>>
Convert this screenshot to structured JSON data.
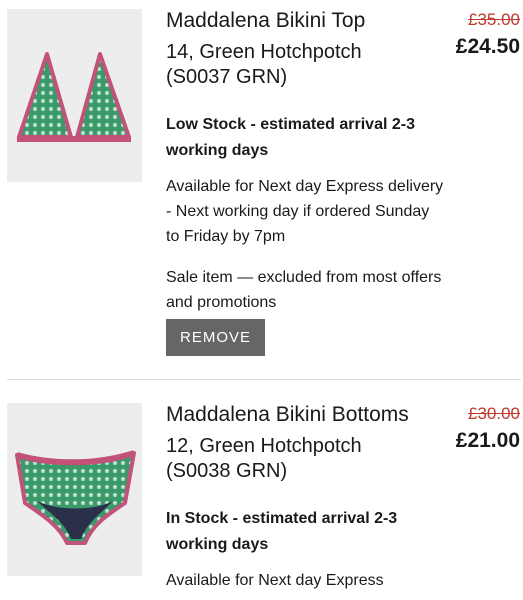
{
  "items": [
    {
      "name": "Maddalena Bikini Top",
      "variant_line1": "14, Green Hotchpotch",
      "variant_line2": "(S0037 GRN)",
      "stock": "Low Stock - estimated arrival 2-3 working days",
      "delivery": "Available for Next day Express delivery - Next working day if ordered Sunday to Friday by 7pm",
      "sale_note": "Sale item — excluded from most offers and promotions",
      "remove_label": "REMOVE",
      "original_price": "£35.00",
      "sale_price": "£24.50"
    },
    {
      "name": "Maddalena Bikini Bottoms",
      "variant_line1": "12, Green Hotchpotch",
      "variant_line2": "(S0038 GRN)",
      "stock": "In Stock - estimated arrival 2-3 working days",
      "delivery": "Available for Next day Express",
      "original_price": "£30.00",
      "sale_price": "£21.00"
    }
  ],
  "colors": {
    "fabric_green": "#3a9a6a",
    "trim_pink": "#c2527a",
    "strike_red": "#c0392b",
    "remove_button": "#666666"
  }
}
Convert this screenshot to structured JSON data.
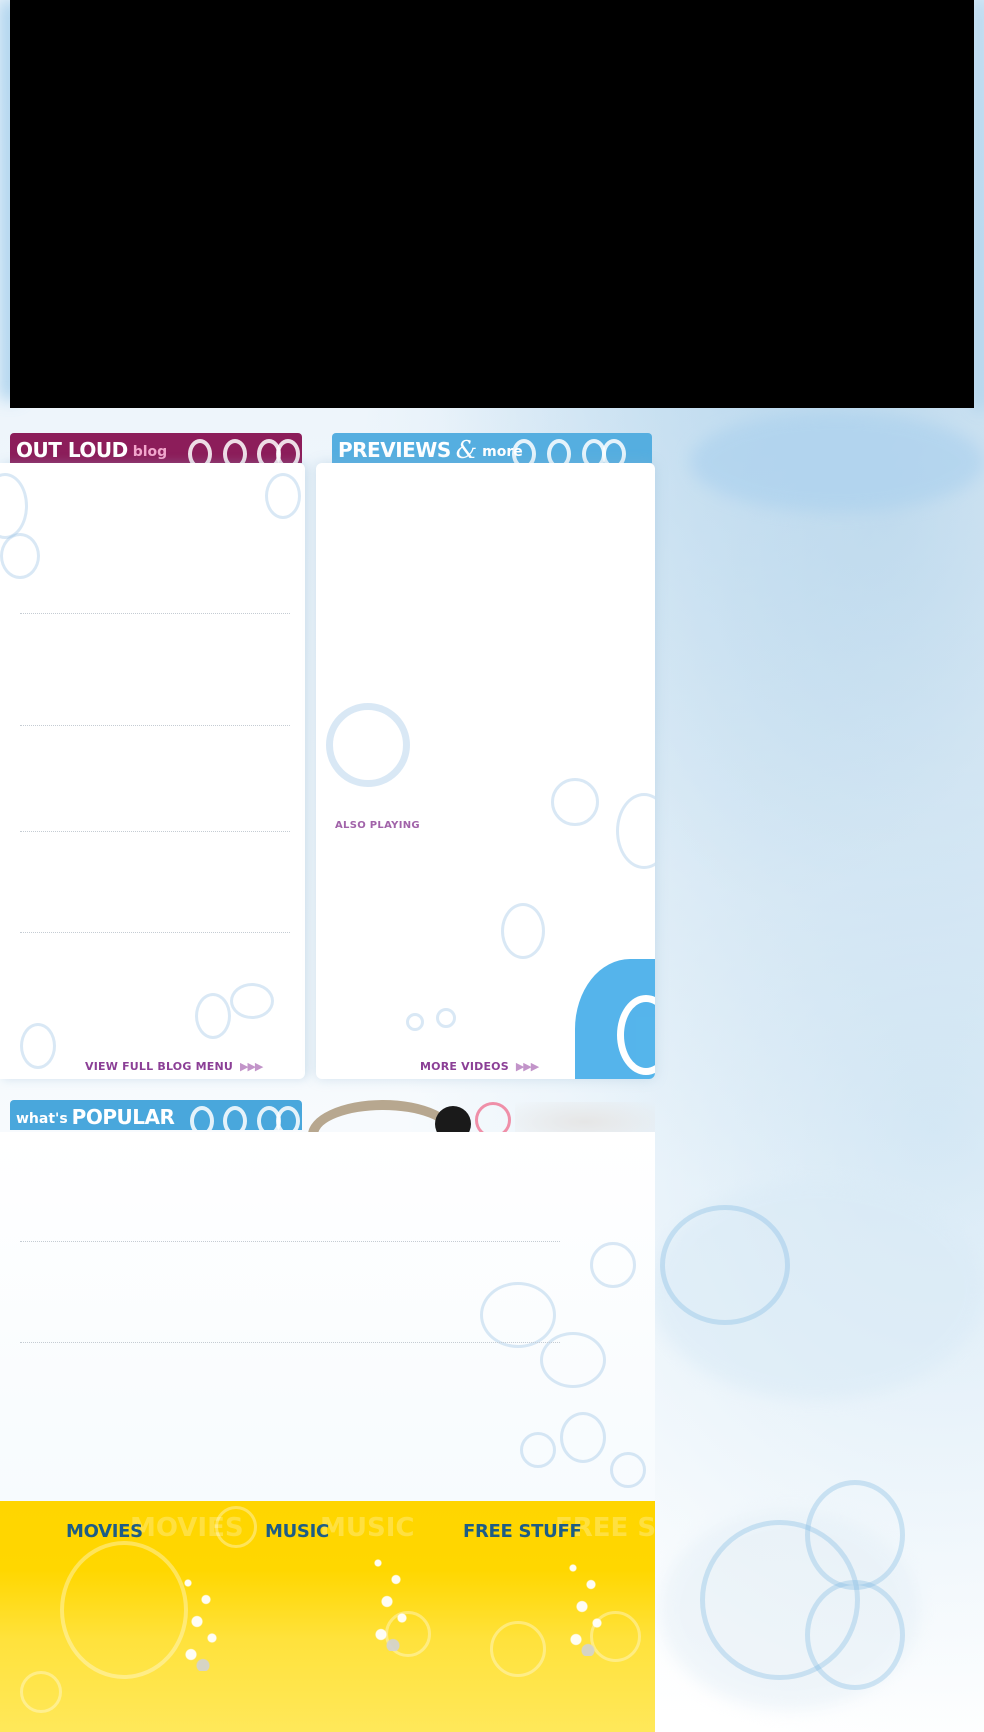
{
  "blog": {
    "title": "OUT LOUD",
    "subtitle": "blog",
    "link_label": "VIEW FULL BLOG MENU",
    "link_arrows": "▶▶▶"
  },
  "previews": {
    "title": "PREVIEWS",
    "ampersand": "&",
    "subtitle": "more",
    "also_playing": "ALSO PLAYING",
    "link_label": "MORE VIDEOS",
    "link_arrows": "▶▶▶"
  },
  "popular": {
    "prefix": "what's",
    "title": "POPULAR"
  },
  "footer_nav": {
    "items": [
      {
        "label": "MOVIES"
      },
      {
        "label": "MUSIC"
      },
      {
        "label": "FREE STUFF"
      }
    ]
  },
  "colors": {
    "blog_header": "#8c1d5a",
    "previews_header": "#55aee0",
    "popular_header": "#49a7dc",
    "footer_yellow": "#ffd500",
    "nav_text": "#1d5d86",
    "link_purple": "#8b3f96"
  }
}
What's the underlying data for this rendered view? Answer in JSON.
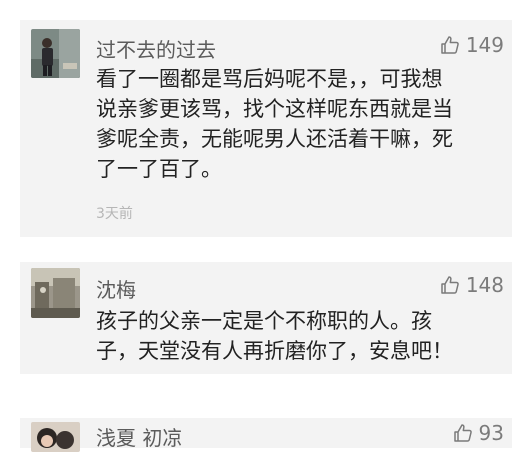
{
  "comments": [
    {
      "username": "过不去的过去",
      "likes": "149",
      "lines": [
        "看了一圈都是骂后妈呢不是，，可我想",
        "说亲爹更该骂，找个这样呢东西就是当",
        "爹呢全责，无能呢男人还活着干嘛，死",
        "了一了百了。"
      ],
      "time": "3天前"
    },
    {
      "username": "沈梅",
      "likes": "148",
      "lines": [
        "孩子的父亲一定是个不称职的人。孩",
        "子，天堂没有人再折磨你了，安息吧！"
      ]
    },
    {
      "username": "浅夏 初凉",
      "likes": "93"
    }
  ],
  "icons": {
    "like": "thumbs-up-outline-icon"
  },
  "colors": {
    "card_bg": "#f3f3f3",
    "username": "#5b5b5b",
    "text": "#222222",
    "meta": "#b6b6b6"
  }
}
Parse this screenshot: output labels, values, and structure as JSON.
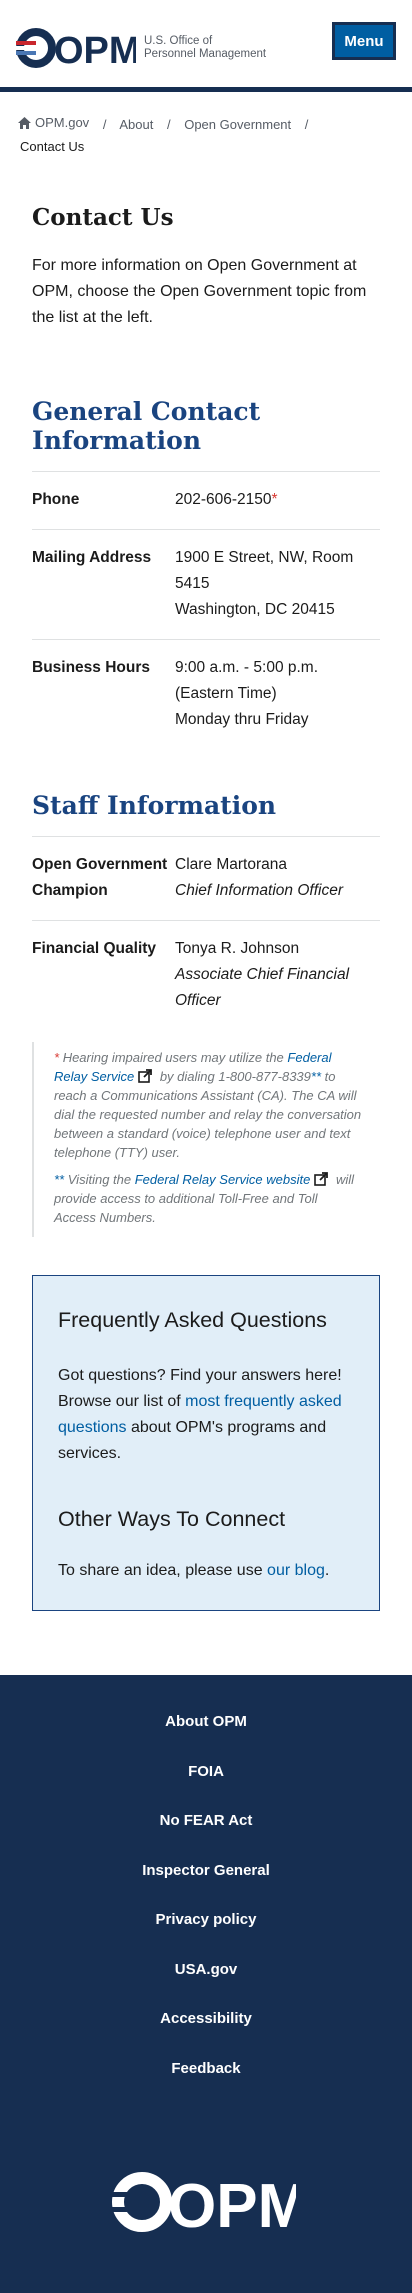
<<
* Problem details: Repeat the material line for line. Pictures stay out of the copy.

* Response box:
Convert this screenshot to structured JSON data.
{
  "items": [
    {
      "name": "Maddalena Bikini Top",
      "variant_line1": "14, Green Hotchpotch",
      "variant_line2": "(S0037 GRN)",
      "stock": "Low Stock - estimated arrival 2-3 working days",
      "delivery": "Available for Next day Express delivery - Next working day if ordered Sunday to Friday by 7pm",
      "sale_note": "Sale item — excluded from most offers and promotions",
      "remove_label": "REMOVE",
      "original_price": "£35.00",
      "sale_price": "£24.50"
    },
    {
      "name": "Maddalena Bikini Bottoms",
      "variant_line1": "12, Green Hotchpotch",
      "variant_line2": "(S0038 GRN)",
      "stock": "In Stock - estimated arrival 2-3 working days",
      "delivery": "Available for Next day Express",
      "original_price": "£30.00",
      "sale_price": "£21.00"
    }
  ],
  "colors": {
    "fabric_green": "#3a9a6a",
    "trim_pink": "#c2527a",
    "strike_red": "#c0392b",
    "remove_button": "#666666"
  }
}
Convert this screenshot to structured JSON data.
{
  "blog": {
    "title": "OUT LOUD",
    "subtitle": "blog",
    "link_label": "VIEW FULL BLOG MENU",
    "link_arrows": "▶▶▶"
  },
  "previews": {
    "title": "PREVIEWS",
    "ampersand": "&",
    "subtitle": "more",
    "also_playing": "ALSO PLAYING",
    "link_label": "MORE VIDEOS",
    "link_arrows": "▶▶▶"
  },
  "popular": {
    "prefix": "what's",
    "title": "POPULAR"
  },
  "footer_nav": {
    "items": [
      {
        "label": "MOVIES"
      },
      {
        "label": "MUSIC"
      },
      {
        "label": "FREE STUFF"
      }
    ]
  },
  "colors": {
    "blog_header": "#8c1d5a",
    "previews_header": "#55aee0",
    "popular_header": "#49a7dc",
    "footer_yellow": "#ffd500",
    "nav_text": "#1d5d86",
    "link_purple": "#8b3f96"
  }
}
What's the underlying data for this rendered view? Answer in JSON.
{
  "comments": [
    {
      "username": "过不去的过去",
      "likes": "149",
      "lines": [
        "看了一圈都是骂后妈呢不是，，可我想",
        "说亲爹更该骂，找个这样呢东西就是当",
        "爹呢全责，无能呢男人还活着干嘛，死",
        "了一了百了。"
      ],
      "time": "3天前"
    },
    {
      "username": "沈梅",
      "likes": "148",
      "lines": [
        "孩子的父亲一定是个不称职的人。孩",
        "子，天堂没有人再折磨你了，安息吧！"
      ]
    },
    {
      "username": "浅夏 初凉",
      "likes": "93"
    }
  ],
  "icons": {
    "like": "thumbs-up-outline-icon"
  },
  "colors": {
    "card_bg": "#f3f3f3",
    "username": "#5b5b5b",
    "text": "#222222",
    "meta": "#b6b6b6"
  }
}
Parse this screenshot: output labels, values, and structure as JSON.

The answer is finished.